*TASK DESCRIPTION*.
Every single record below is to be reproduced exactly.

*EXCERPTED DATA*.
==*==
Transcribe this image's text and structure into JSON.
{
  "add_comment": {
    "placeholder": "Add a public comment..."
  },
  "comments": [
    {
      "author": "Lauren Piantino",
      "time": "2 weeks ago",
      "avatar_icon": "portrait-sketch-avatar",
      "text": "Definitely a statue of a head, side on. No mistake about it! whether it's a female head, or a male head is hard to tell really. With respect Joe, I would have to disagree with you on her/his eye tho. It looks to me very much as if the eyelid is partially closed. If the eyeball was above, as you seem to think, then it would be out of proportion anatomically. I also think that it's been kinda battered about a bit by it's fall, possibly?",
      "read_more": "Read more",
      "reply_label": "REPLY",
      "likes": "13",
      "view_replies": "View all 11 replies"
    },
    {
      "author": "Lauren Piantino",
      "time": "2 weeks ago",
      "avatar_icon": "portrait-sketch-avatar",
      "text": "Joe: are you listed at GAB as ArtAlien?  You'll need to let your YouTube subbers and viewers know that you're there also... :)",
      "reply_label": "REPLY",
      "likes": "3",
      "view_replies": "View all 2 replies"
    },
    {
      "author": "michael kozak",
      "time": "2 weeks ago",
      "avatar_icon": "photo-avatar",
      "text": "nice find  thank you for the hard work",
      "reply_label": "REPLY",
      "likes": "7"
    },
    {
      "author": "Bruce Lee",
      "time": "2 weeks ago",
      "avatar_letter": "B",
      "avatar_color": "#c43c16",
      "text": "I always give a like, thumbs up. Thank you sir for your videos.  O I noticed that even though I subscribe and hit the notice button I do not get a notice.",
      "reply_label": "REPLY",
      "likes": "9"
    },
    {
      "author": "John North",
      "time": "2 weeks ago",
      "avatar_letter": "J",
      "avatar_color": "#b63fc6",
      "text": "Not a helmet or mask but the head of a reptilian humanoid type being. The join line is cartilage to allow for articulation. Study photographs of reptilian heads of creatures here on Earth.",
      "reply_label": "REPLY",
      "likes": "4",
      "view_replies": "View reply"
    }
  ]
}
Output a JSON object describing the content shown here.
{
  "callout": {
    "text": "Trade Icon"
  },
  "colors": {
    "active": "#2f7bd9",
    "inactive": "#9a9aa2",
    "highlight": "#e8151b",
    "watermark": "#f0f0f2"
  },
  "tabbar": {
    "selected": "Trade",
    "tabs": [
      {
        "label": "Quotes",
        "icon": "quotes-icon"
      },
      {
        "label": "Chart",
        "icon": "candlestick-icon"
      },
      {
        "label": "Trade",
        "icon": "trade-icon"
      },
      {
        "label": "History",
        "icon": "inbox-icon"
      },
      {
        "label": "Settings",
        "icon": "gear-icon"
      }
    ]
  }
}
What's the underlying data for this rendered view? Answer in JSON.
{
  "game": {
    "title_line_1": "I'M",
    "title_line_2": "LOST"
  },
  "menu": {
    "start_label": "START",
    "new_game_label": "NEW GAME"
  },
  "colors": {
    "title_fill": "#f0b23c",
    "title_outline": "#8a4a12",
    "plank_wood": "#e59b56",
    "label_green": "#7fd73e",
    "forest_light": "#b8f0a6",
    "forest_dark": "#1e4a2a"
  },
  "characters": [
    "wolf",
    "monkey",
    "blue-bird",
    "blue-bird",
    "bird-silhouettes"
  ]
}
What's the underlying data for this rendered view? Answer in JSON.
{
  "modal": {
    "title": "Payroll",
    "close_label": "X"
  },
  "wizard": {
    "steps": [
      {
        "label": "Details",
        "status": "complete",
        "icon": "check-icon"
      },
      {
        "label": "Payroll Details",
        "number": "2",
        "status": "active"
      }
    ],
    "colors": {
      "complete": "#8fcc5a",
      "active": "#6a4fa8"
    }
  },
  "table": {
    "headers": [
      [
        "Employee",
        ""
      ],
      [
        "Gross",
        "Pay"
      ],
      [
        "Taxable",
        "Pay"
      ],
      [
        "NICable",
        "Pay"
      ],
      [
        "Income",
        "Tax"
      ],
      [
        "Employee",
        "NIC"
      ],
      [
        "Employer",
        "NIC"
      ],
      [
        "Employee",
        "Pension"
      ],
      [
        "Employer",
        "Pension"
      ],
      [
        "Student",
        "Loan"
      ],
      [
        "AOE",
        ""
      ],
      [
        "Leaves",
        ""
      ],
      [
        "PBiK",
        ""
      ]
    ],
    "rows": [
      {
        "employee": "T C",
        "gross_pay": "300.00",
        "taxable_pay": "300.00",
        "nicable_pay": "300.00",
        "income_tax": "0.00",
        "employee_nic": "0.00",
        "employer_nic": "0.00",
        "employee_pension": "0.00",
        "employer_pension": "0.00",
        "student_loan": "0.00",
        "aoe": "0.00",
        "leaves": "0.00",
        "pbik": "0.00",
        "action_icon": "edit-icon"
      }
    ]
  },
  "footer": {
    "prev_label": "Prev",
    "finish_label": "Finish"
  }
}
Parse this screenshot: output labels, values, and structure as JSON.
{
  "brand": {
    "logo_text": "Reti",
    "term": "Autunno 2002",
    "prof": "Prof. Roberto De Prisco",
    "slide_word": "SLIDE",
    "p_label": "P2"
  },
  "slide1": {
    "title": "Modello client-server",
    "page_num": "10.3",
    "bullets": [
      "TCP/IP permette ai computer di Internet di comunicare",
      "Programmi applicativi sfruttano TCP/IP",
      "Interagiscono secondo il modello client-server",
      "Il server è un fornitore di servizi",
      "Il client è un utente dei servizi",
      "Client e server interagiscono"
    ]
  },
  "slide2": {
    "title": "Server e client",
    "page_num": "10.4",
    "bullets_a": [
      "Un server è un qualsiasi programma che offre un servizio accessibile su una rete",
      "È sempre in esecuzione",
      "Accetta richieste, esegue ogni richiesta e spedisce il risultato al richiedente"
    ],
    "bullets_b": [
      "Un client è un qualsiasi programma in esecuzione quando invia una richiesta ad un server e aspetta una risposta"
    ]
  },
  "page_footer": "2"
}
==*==
*ANSWER SECTION*.
Transcribe this image's text and structure into JSON.
{
  "add_comment": {
    "placeholder": "Add a public comment..."
  },
  "comments": [
    {
      "author": "Lauren Piantino",
      "time": "2 weeks ago",
      "avatar_icon": "portrait-sketch-avatar",
      "text": "Definitely a statue of a head, side on. No mistake about it! whether it's a female head, or a male head is hard to tell really. With respect Joe, I would have to disagree with you on her/his eye tho. It looks to me very much as if the eyelid is partially closed. If the eyeball was above, as you seem to think, then it would be out of proportion anatomically. I also think that it's been kinda battered about a bit by it's fall, possibly?",
      "read_more": "Read more",
      "reply_label": "REPLY",
      "likes": "13",
      "view_replies": "View all 11 replies"
    },
    {
      "author": "Lauren Piantino",
      "time": "2 weeks ago",
      "avatar_icon": "portrait-sketch-avatar",
      "text": "Joe: are you listed at GAB as ArtAlien?  You'll need to let your YouTube subbers and viewers know that you're there also... :)",
      "reply_label": "REPLY",
      "likes": "3",
      "view_replies": "View all 2 replies"
    },
    {
      "author": "michael kozak",
      "time": "2 weeks ago",
      "avatar_icon": "photo-avatar",
      "text": "nice find  thank you for the hard work",
      "reply_label": "REPLY",
      "likes": "7"
    },
    {
      "author": "Bruce Lee",
      "time": "2 weeks ago",
      "avatar_letter": "B",
      "avatar_color": "#c43c16",
      "text": "I always give a like, thumbs up. Thank you sir for your videos.  O I noticed that even though I subscribe and hit the notice button I do not get a notice.",
      "reply_label": "REPLY",
      "likes": "9"
    },
    {
      "author": "John North",
      "time": "2 weeks ago",
      "avatar_letter": "J",
      "avatar_color": "#b63fc6",
      "text": "Not a helmet or mask but the head of a reptilian humanoid type being. The join line is cartilage to allow for articulation. Study photographs of reptilian heads of creatures here on Earth.",
      "reply_label": "REPLY",
      "likes": "4",
      "view_replies": "View reply"
    }
  ]
}
Output a JSON object describing the content shown here.
{
  "callout": {
    "text": "Trade Icon"
  },
  "colors": {
    "active": "#2f7bd9",
    "inactive": "#9a9aa2",
    "highlight": "#e8151b",
    "watermark": "#f0f0f2"
  },
  "tabbar": {
    "selected": "Trade",
    "tabs": [
      {
        "label": "Quotes",
        "icon": "quotes-icon"
      },
      {
        "label": "Chart",
        "icon": "candlestick-icon"
      },
      {
        "label": "Trade",
        "icon": "trade-icon"
      },
      {
        "label": "History",
        "icon": "inbox-icon"
      },
      {
        "label": "Settings",
        "icon": "gear-icon"
      }
    ]
  }
}
What's the underlying data for this rendered view? Answer in JSON.
{
  "game": {
    "title_line_1": "I'M",
    "title_line_2": "LOST"
  },
  "menu": {
    "start_label": "START",
    "new_game_label": "NEW GAME"
  },
  "colors": {
    "title_fill": "#f0b23c",
    "title_outline": "#8a4a12",
    "plank_wood": "#e59b56",
    "label_green": "#7fd73e",
    "forest_light": "#b8f0a6",
    "forest_dark": "#1e4a2a"
  },
  "characters": [
    "wolf",
    "monkey",
    "blue-bird",
    "blue-bird",
    "bird-silhouettes"
  ]
}
What's the underlying data for this rendered view? Answer in JSON.
{
  "modal": {
    "title": "Payroll",
    "close_label": "X"
  },
  "wizard": {
    "steps": [
      {
        "label": "Details",
        "status": "complete",
        "icon": "check-icon"
      },
      {
        "label": "Payroll Details",
        "number": "2",
        "status": "active"
      }
    ],
    "colors": {
      "complete": "#8fcc5a",
      "active": "#6a4fa8"
    }
  },
  "table": {
    "headers": [
      [
        "Employee",
        ""
      ],
      [
        "Gross",
        "Pay"
      ],
      [
        "Taxable",
        "Pay"
      ],
      [
        "NICable",
        "Pay"
      ],
      [
        "Income",
        "Tax"
      ],
      [
        "Employee",
        "NIC"
      ],
      [
        "Employer",
        "NIC"
      ],
      [
        "Employee",
        "Pension"
      ],
      [
        "Employer",
        "Pension"
      ],
      [
        "Student",
        "Loan"
      ],
      [
        "AOE",
        ""
      ],
      [
        "Leaves",
        ""
      ],
      [
        "PBiK",
        ""
      ]
    ],
    "rows": [
      {
        "employee": "T C",
        "gross_pay": "300.00",
        "taxable_pay": "300.00",
        "nicable_pay": "300.00",
        "income_tax": "0.00",
        "employee_nic": "0.00",
        "employer_nic": "0.00",
        "employee_pension": "0.00",
        "employer_pension": "0.00",
        "student_loan": "0.00",
        "aoe": "0.00",
        "leaves": "0.00",
        "pbik": "0.00",
        "action_icon": "edit-icon"
      }
    ]
  },
  "footer": {
    "prev_label": "Prev",
    "finish_label": "Finish"
  }
}
Parse this screenshot: output labels, values, and structure as JSON.
{
  "brand": {
    "logo_text": "Reti",
    "term": "Autunno 2002",
    "prof": "Prof. Roberto De Prisco",
    "slide_word": "SLIDE",
    "p_label": "P2"
  },
  "slide1": {
    "title": "Modello client-server",
    "page_num": "10.3",
    "bullets": [
      "TCP/IP permette ai computer di Internet di comunicare",
      "Programmi applicativi sfruttano TCP/IP",
      "Interagiscono secondo il modello client-server",
      "Il server è un fornitore di servizi",
      "Il client è un utente dei servizi",
      "Client e server interagiscono"
    ]
  },
  "slide2": {
    "title": "Server e client",
    "page_num": "10.4",
    "bullets_a": [
      "Un server è un qualsiasi programma che offre un servizio accessibile su una rete",
      "È sempre in esecuzione",
      "Accetta richieste, esegue ogni richiesta e spedisce il risultato al richiedente"
    ],
    "bullets_b": [
      "Un client è un qualsiasi programma in esecuzione quando invia una richiesta ad un server e aspetta una risposta"
    ]
  },
  "page_footer": "2"
}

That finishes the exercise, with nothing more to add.